Show all lines from the records below in which the string "main" is present.
----- DATA EXTRACT
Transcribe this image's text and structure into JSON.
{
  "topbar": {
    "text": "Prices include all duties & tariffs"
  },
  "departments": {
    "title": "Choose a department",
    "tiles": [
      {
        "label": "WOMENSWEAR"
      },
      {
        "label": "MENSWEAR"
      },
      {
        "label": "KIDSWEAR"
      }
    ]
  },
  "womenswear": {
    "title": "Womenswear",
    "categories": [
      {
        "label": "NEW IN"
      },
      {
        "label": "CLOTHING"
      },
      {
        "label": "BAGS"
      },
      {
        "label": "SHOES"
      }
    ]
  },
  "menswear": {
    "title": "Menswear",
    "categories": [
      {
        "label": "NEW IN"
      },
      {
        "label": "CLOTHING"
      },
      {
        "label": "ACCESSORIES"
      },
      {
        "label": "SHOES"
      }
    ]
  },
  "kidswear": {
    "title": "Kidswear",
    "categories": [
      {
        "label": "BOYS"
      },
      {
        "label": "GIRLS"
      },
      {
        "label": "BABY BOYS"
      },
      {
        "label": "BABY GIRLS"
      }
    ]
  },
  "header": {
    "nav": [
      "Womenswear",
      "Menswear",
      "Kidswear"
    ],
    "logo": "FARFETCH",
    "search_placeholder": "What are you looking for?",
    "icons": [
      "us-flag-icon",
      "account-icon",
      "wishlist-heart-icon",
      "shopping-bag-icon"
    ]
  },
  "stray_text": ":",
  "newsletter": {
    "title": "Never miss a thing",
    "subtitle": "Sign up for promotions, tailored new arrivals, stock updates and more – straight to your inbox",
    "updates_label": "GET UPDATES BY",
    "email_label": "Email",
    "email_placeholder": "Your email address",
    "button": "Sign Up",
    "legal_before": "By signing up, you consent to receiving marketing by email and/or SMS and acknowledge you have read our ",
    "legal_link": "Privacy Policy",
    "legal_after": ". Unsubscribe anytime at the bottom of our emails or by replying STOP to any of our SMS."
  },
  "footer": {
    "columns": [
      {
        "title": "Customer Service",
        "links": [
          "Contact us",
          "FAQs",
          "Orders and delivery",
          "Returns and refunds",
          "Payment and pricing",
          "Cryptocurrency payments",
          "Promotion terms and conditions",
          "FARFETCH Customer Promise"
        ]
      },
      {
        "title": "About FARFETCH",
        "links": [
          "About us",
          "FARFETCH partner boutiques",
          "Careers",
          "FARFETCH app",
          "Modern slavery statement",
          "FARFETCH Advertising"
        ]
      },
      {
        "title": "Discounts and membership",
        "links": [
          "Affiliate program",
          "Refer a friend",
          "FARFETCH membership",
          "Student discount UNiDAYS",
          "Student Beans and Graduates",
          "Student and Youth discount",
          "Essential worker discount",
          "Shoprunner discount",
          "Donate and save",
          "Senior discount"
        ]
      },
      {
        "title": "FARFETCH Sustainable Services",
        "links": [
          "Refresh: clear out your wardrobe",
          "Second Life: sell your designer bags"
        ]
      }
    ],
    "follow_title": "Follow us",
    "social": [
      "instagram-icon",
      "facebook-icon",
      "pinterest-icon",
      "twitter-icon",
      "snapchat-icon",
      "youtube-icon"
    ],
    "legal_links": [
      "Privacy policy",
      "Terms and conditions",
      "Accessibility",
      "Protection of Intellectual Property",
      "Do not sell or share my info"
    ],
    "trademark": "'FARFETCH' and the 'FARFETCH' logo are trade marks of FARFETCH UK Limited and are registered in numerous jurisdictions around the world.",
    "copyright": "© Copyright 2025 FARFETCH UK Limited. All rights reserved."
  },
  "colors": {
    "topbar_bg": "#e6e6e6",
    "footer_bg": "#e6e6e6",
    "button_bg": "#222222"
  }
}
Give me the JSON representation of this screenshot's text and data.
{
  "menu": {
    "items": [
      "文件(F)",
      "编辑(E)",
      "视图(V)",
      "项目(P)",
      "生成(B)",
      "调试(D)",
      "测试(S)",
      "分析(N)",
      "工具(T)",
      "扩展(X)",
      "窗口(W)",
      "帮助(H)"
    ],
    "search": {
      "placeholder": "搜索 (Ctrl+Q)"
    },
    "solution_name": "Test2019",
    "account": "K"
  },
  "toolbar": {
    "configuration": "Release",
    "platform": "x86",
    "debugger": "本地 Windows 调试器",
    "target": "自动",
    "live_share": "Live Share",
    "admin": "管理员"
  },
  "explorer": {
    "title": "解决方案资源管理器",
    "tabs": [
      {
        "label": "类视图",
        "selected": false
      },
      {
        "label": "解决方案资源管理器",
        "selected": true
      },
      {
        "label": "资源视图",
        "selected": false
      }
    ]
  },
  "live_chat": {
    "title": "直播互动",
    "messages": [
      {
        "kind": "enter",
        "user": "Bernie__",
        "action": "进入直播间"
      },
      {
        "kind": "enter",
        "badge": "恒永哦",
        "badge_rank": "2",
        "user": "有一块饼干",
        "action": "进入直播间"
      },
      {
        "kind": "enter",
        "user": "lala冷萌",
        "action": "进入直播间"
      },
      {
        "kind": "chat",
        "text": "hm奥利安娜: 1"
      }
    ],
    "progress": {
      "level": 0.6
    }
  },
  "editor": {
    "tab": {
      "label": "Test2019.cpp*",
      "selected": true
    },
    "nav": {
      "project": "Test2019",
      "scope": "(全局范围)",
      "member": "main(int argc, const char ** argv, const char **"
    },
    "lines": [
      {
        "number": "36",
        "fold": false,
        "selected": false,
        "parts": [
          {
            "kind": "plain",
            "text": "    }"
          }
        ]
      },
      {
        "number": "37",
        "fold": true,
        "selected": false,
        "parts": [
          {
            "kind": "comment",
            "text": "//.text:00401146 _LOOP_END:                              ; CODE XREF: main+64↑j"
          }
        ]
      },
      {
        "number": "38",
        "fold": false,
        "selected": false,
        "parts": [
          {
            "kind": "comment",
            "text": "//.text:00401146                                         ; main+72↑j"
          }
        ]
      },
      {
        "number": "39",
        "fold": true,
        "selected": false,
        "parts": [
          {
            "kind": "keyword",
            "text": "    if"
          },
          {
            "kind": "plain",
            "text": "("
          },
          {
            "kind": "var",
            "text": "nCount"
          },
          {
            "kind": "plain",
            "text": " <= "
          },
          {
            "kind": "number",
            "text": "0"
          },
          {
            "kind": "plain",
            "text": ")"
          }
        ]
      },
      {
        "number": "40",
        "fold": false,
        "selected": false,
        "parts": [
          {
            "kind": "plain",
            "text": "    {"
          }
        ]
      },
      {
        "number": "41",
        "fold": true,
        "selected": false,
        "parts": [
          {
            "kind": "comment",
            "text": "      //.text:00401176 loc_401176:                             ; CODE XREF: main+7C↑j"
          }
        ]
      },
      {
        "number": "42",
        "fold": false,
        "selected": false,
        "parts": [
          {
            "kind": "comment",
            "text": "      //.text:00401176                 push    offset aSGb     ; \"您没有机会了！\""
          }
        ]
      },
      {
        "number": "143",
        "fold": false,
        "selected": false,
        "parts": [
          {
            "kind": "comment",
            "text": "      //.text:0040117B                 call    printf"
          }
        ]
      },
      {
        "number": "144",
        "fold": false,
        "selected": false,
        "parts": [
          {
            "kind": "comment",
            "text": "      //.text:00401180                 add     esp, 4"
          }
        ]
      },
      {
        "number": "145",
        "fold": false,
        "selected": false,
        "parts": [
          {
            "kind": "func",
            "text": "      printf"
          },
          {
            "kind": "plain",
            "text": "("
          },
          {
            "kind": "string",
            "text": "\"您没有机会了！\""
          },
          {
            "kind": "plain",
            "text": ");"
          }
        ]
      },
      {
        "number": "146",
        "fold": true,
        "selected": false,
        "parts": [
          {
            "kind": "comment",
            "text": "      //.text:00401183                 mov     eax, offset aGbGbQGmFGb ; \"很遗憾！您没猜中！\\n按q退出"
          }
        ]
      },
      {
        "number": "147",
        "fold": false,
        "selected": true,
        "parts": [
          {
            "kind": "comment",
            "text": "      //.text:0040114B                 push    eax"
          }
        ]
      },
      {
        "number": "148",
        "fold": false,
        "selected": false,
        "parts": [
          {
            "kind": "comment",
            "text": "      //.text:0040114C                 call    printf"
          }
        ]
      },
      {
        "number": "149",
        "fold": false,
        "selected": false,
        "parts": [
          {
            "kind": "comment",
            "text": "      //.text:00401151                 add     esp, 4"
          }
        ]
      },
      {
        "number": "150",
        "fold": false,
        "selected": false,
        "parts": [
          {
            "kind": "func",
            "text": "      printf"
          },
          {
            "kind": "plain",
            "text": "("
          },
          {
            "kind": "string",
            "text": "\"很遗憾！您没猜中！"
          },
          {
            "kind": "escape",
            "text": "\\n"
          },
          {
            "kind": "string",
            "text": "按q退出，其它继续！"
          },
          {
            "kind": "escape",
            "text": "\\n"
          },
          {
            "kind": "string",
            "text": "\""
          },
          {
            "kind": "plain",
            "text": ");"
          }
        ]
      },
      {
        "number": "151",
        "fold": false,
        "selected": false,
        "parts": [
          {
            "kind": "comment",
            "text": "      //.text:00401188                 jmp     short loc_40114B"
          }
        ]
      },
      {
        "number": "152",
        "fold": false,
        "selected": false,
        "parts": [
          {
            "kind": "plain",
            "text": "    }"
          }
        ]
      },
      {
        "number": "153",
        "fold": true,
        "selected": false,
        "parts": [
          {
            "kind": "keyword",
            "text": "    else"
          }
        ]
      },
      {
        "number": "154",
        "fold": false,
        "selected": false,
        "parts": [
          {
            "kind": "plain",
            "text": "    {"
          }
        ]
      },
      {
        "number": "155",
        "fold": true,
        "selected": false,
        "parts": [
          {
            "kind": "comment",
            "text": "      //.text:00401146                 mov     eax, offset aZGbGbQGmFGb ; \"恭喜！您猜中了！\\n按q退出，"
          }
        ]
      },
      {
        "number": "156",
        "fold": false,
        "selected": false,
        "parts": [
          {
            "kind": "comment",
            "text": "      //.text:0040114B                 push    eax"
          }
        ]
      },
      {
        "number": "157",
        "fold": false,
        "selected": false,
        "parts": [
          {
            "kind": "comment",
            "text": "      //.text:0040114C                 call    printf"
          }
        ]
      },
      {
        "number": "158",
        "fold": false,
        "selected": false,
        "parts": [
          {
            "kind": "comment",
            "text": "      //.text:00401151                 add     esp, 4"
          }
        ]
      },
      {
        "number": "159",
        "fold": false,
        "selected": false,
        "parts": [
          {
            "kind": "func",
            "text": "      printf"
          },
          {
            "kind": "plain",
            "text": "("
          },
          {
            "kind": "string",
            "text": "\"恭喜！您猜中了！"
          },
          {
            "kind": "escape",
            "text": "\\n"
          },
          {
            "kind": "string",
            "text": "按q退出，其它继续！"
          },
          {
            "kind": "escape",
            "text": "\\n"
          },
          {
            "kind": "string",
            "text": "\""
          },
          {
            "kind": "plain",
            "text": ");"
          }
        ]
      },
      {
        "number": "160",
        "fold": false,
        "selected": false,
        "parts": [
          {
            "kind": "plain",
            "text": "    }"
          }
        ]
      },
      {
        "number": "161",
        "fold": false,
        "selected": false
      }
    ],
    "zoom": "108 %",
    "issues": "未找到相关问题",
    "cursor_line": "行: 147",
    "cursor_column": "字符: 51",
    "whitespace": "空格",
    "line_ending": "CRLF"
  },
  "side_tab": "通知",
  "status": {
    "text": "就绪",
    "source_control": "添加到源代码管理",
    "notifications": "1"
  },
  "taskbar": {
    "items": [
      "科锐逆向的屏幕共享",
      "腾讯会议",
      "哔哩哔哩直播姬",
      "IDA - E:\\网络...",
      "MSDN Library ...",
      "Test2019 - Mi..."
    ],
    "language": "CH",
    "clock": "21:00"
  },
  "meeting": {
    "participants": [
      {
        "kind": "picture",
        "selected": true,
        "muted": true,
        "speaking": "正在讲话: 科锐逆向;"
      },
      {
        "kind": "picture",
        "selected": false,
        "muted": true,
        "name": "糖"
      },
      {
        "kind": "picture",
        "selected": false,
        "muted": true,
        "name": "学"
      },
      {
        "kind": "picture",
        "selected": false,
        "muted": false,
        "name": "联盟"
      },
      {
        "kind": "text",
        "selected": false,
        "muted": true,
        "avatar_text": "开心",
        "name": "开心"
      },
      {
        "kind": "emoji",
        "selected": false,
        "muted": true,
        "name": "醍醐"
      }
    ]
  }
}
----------
(ANSWER BOX)
      "member": "main(int argc, const char ** argv, const char **"
            "text": "//.text:00401146 _LOOP_END:                              ; CODE XREF: main+64↑j"
            "text": "//.text:00401146                                         ; main+72↑j"
            "text": "      //.text:00401176 loc_401176:                             ; CODE XREF: main+7C↑j"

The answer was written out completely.